|The End of the Trail (c1894) by James Earle Fraser|
|James Arness & Roy Rogers in the Western Performers Gallery|
|Jim Shoulders, Bucking Broncs in the American Rodeo Gallery|
Once fortified, we headed over to the Oklahoma History Center for some more insight into this interesting state. They too took great pride in the stars and people in the film industry that have come from Oklahoma, such as Joan Crawford & Brad Pitt (who still comes to visit his grandmother here), and movies that have been filmed here, like "Grapes of Wrath" and "Twister". But one of the most unusual things inside the museum, I thought, was The Century Chest. It was a chest that had been sealed into the basement of The First English Lutheran Church back on April 22, 1913, then opened a century later by that same church. Inside were documents, a quilt, photos, newspapers, paintings, clothing, recordings, books, poetry, and messages from individuals and organizations in 1913 to the people of 2013. The project had been embraced by the entire state as citizens, tribes, businesses, community organizations and legislators all participated. All was on display and very cool. So many times we see things go into one of these chests, but this is the first time I've ever seen anything that has come out of one!
Outside was another cool display, it was Devon Oil & Gas Exploration Park, of all the really early oil rigs and various equipment.
We ended the day with a last stop at the beautiful Centennial Land Run Monument. What a magnificent multi-piece sculpture. Bigger than life, but so realistic you feel caught up in it, part of it. The energy is incredible, hard to describe. It's placed among Prairie Grass, as it would have been then, in a park along a creek, that takes up at least a block. Truly something to spend time at.

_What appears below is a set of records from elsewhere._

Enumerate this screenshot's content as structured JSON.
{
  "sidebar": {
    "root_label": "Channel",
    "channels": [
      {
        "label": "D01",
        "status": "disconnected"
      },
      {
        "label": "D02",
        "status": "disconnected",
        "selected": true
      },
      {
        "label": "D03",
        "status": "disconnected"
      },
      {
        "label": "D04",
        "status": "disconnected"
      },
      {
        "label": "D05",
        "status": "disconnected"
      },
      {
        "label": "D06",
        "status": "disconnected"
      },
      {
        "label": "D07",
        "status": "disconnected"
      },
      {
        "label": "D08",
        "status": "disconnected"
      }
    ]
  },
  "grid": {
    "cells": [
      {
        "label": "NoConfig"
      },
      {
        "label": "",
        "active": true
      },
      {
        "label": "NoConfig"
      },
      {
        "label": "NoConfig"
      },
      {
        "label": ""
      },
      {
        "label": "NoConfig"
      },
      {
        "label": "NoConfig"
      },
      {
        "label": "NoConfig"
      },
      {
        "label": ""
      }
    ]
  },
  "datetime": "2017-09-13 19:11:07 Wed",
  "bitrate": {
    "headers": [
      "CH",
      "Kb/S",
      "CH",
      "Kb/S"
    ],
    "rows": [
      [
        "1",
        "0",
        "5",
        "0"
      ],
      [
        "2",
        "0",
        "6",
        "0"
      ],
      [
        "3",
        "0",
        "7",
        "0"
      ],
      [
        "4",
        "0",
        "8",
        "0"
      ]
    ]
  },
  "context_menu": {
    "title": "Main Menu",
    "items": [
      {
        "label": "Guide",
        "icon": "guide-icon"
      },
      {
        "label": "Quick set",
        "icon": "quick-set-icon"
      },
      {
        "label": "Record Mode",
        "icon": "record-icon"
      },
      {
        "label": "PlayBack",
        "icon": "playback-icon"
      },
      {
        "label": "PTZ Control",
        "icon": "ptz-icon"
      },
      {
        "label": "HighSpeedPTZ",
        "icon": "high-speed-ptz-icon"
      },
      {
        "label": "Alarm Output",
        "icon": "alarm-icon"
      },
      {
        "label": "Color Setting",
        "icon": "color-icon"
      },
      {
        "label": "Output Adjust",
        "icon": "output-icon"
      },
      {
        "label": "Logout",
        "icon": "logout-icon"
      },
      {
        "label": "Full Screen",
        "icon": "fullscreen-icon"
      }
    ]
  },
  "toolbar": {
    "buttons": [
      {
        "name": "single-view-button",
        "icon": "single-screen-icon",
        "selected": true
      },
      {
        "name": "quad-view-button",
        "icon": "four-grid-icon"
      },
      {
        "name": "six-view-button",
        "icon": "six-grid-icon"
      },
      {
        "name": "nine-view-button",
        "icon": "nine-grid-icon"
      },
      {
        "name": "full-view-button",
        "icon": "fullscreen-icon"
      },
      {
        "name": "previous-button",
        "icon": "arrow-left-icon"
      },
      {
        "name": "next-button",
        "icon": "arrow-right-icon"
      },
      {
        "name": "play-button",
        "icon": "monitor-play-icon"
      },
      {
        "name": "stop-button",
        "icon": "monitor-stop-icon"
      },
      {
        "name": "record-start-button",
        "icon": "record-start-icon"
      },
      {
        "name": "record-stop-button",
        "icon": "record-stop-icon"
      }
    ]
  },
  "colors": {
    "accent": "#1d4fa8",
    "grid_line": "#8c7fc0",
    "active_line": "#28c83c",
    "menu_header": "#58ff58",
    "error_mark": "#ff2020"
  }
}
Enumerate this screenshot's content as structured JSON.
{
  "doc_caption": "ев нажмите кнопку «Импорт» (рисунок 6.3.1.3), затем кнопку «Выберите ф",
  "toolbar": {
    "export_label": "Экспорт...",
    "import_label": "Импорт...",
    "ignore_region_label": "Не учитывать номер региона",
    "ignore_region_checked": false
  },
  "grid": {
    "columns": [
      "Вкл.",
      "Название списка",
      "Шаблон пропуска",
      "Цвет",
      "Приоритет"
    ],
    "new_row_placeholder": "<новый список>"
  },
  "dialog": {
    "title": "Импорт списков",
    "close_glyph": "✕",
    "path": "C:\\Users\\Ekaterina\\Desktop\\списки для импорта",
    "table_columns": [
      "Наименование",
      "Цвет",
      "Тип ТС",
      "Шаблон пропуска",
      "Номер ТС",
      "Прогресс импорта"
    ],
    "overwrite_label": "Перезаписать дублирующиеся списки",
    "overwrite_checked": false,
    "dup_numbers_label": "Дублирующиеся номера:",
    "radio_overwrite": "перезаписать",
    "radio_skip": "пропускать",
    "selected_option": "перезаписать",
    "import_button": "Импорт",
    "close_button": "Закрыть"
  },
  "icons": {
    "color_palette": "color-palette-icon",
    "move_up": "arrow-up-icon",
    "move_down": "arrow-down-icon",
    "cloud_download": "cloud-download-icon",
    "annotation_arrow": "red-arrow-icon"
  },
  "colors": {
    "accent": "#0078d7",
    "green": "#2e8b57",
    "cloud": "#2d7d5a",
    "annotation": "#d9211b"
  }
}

Later that night we came back to the famous Cattlemen's Steakhouse for dinner. I had to try their signature steak, the 20oz T Bone! Of course I took half of it home, but boy was it great, and what a wonderful way to end our stay in this terrific city!

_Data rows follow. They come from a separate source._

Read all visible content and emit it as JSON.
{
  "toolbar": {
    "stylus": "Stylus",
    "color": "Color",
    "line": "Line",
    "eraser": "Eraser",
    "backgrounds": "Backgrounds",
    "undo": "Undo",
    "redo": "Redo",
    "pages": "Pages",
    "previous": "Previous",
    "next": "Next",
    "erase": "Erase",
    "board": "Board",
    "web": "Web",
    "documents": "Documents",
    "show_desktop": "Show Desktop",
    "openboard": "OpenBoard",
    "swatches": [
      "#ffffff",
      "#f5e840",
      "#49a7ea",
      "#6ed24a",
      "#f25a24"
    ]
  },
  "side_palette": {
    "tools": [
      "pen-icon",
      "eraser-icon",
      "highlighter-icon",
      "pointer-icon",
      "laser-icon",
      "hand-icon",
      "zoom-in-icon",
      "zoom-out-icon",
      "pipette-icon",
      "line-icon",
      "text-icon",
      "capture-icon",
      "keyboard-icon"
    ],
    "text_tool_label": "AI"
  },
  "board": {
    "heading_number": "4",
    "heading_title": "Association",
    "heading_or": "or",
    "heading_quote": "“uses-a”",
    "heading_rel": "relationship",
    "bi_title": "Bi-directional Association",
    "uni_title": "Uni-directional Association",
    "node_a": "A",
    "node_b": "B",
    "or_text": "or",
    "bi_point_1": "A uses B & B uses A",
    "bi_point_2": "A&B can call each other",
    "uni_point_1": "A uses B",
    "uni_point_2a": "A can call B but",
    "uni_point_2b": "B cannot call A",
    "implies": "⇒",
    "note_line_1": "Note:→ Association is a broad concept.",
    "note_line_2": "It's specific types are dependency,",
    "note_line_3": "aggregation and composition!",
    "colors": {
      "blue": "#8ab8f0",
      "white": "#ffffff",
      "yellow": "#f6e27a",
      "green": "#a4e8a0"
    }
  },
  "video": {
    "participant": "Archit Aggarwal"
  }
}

...on the road to Texas! Marie
If you wish to view the rest of the photos from this trip, you can at my Flickr account at: http://www.flickr.com/photos/74905158@N04/